Celgene endorsement sees Beigene come of age
Beigene, a group that has had a consistent if low-key presence at recent oncology conferences, looks finally to have come of age. In licensing its anti-PD-1 MAb BGB-A317 to Celgene it has struck by far the most lucrative asset deal in up-front terms for any Chinese biotech (see table).
Celgene clearly realises that it needs to be in the checkpoint inhibitor game, though investors might well wonder whether it has come to the party too late. At least the deal’s solid tumour focus reflects the lack of promise PD-1 inhibition has in haematology – as Merck & Co neatly demonstrated yesterday.
Celgene has specifically picked up Western rights to BGB-A317 in solid tumours, with local rights, plus global use in haematological malignancies, remaining with Beigene. The deal, struck after market close yesterday, has seen the US group hand across a $263m cash signing fee, in addition to buying a $150m equity stake.
It has one clear precedent: Incyte, another US biotech that saw the need for a presence in the immune checkpoint space, two years ago picked up rights to Jiangsu Hengrui Medicine’s anti-PD-1 MAb SHR-1210, though that tie-up was worth just $25m up front.
A separate part of this deal will see Beigene licensing China rights to Celgene’s Abraxane, Revlimid and Vidaza. This makes for an interesting parallel with Lilly’s deal with Innovent Biologics, which served both as the latter’s entry to the West and as the basis for Lilly’s presence in China.
|Chinese biotech partnering deals with disclosed financial terms|
|Deal source||Western partner||Project||Project status||Deal date||Up-front fee ($m)|
|Beigene||Celgene||BGB-A317||Active||5 Jul 2017||263|
|Shanghai Institutes of Biological Sciences||Sanofi||Slit Trap||Inactive||6 Dec 2010||60|
|Innovent Biologics||Lilly||IBI301||Active||20 Mar 2015||56|
|Jiangsu Hengrui Medicine||Incyte||INCSHR1210||Active||2 Sep 2015||25|
It cannot be denied that Beigene has moved quickly through development. A recent EP Vantage report into anti-PD-(L)1 combinations noted BGB-A317 as a new entrant into this analysis, but now the company says the project has already been dosed in over 500 subjects.
However, the huge number of ongoing trials, and the fact that five PD-(L)1-blocking MAbs are already marketed – two with blockbuster sales – makes this is a very crowded space. For its part Beigene says BGB-A317 has an engineered binding region that might minimise undesirable immune cell interactions and thus differentiate itself from the rest of the pack.
Beigene executives struck a notably conservative tone on a conference call this morning, saying the clinical data were still too early to determine whether BGB-A317 was looking like a best-in-class molecule.

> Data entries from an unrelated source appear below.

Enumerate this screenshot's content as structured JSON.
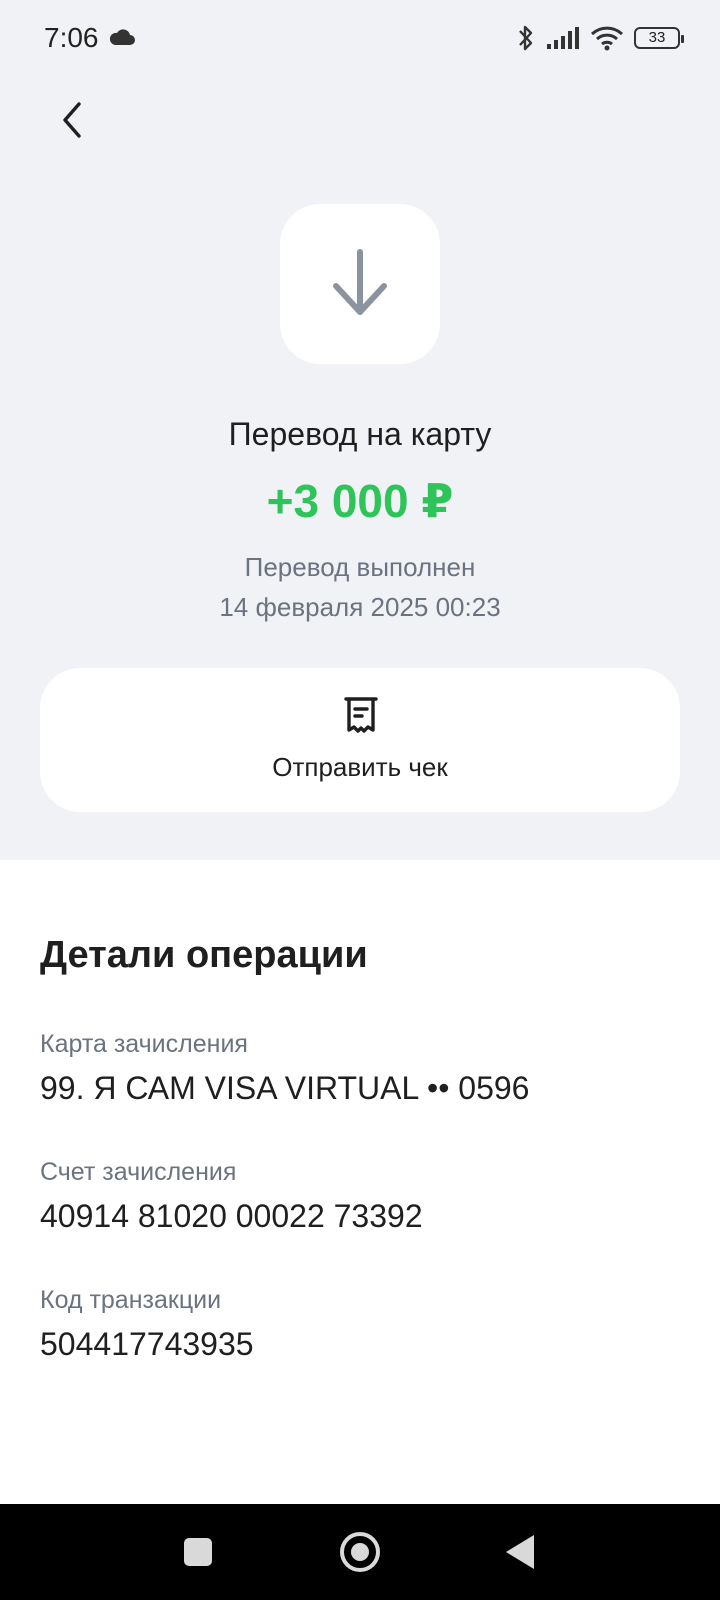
{
  "status_bar": {
    "time": "7:06",
    "battery": "33"
  },
  "header": {
    "back_icon": "chevron-left-icon"
  },
  "transaction": {
    "icon": "arrow-down-icon",
    "title": "Перевод на карту",
    "amount": "+3 000 ₽",
    "amount_color": "#2ec45a",
    "status": "Перевод выполнен",
    "datetime": "14 февраля 2025 00:23"
  },
  "actions": {
    "send_receipt_label": "Отправить чек",
    "receipt_icon": "receipt-icon"
  },
  "details": {
    "title": "Детали операции",
    "items": [
      {
        "label": "Карта зачисления",
        "value": "99. Я САМ VISA VIRTUAL •• 0596"
      },
      {
        "label": "Счет зачисления",
        "value": "40914 81020 00022 73392"
      },
      {
        "label": "Код транзакции",
        "value": "504417743935"
      }
    ]
  }
}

Celgene has taken one previous step into PD-(L)1 inhibition, licensing Astrazeneca’s Imfinzi in 2015, though that deal focused specifically on Celgene’s core expertise in haematology.
Multiple myeloma setback
This space took a knock yesterday, when Merck & Co revealed that three multiple myeloma trials of Keytruda combined with Celgene’s Revlimid or Pomalyst had been put on hold after interim analyses revealed more deaths in Keytruda than in control cohorts.
Merck was off 1% on the after-market news, though multiple myeloma represents a mere $193m of forecast $9.4bn 2022 sales, according to EvaluatePharma sellside consensus. The only promise PD-(L)1 blockade has shown in haematology has been in classical Hodgkin’s lymphoma, a setting where Keytruda and Bristol-Myers Squibb’s Opdivo are both approved.
For obvious reasons this is where Beigene’s blood cancer focus lies too; classical Hodgkin’s is one setting in which a pivotal BGB-A317 study is ongoing in China (the other is bladder cancer), and the company says global pivotal trials, essential to make headway in the US, are to begin next year.
Shares in the Chinese group, which listed on Nasdaq last year, climbed 24% in early trade today to value it at $2.5bn. Interestingly, BGB-A317 is not Beigene’s lead asset; that honour belongs to the BTK inhibitor BGB-311, which featured at last year’s Ash meeting.
Meanwhile, early BGB-A317 monotherapy data in liver cancer were reported at the Esmo World Congress on Gastrointestinal Cancer. The anti-PD-1 MAb is separately in combo studies with BGB-311 and the Parp inhibitor BGB-290, which had been licensed to Merck KGaA before the German group pulled out.
Given how far Celgene is behind the likes of Keytruda and Opdivo it is combination use that likely holds the most promise for BGB-A317.